Newsome began writing the book during his sophomore year at the South Kent high school, a boys’ boarding school in Connecticut. He had just finished reading a novel, and wanted a new book to read. But the weekend shopping trip was days away, so he decided to start writing his own story. He had always loved the genre of fantasy because he was drawn to the hero’s journey, daring adventures of sacrifice and self-discovery to save people in peril. He enjoyed the process of creating his own heroic quest so much that two months later, he had written over a hundred pages. A few years later, while teaching creative writing at his alma mater, he decided to polish and publish the novel.

Now that Newsome is pursuing his lifelong goal of attending law school, he is finding his writing and law school lives intersect in unexpected and beneficial ways. He spends two hours each day on the train commuting to and from classes. “I was dismayed to discover that I cannot read on a moving train,” said Newsome, “But then I realized that I can write during that time, and so my commute allowed me to get back into creative writing.” He finished the second book in his Coelmund Prophecies series, The Trials of the Elf King, and also just finished a young adult novel, The Warriors Lily.

Newsome’s interest in the application of law is strongly informed by his interest in the hero’s journey. He ultimately wants to practice law in a way that directly benefits individual people, assisting them and making their lives better.
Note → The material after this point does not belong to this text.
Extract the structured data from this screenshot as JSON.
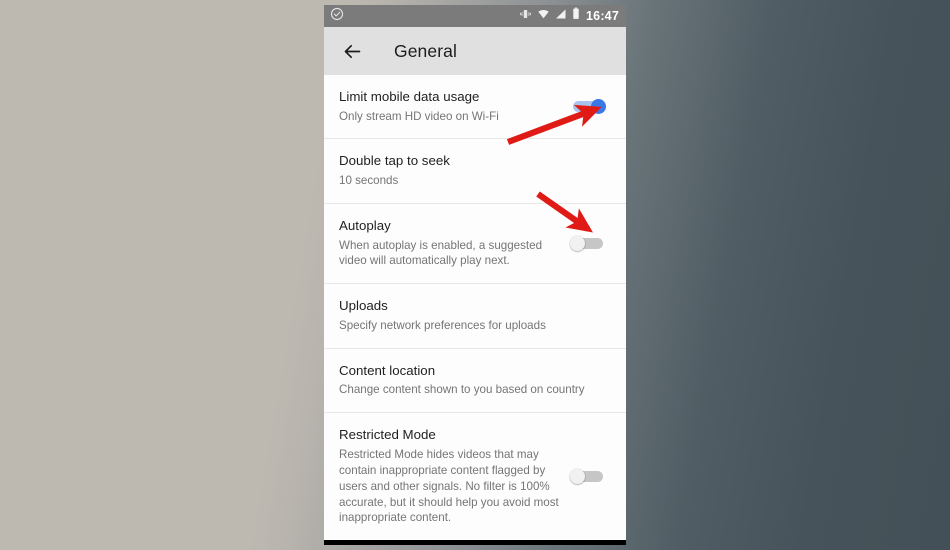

He thinks that after graduation, he may choose to practice criminal defense, inspired by his summer internship serving the Honorable Judge Katharine Hayden ’75, who sits on the federal bench. “It was such an honor to have the chance to work for someone of her stature,” Newsome said. “I was lucky to see a big case unfold and watch the proceedings – it was fantastic. Working for Judge Hayden this summer is a huge part of why I want to do criminal defense.”

This novelist lawyer is sure to keep things exciting and help people in need, both in his fiction and in his life.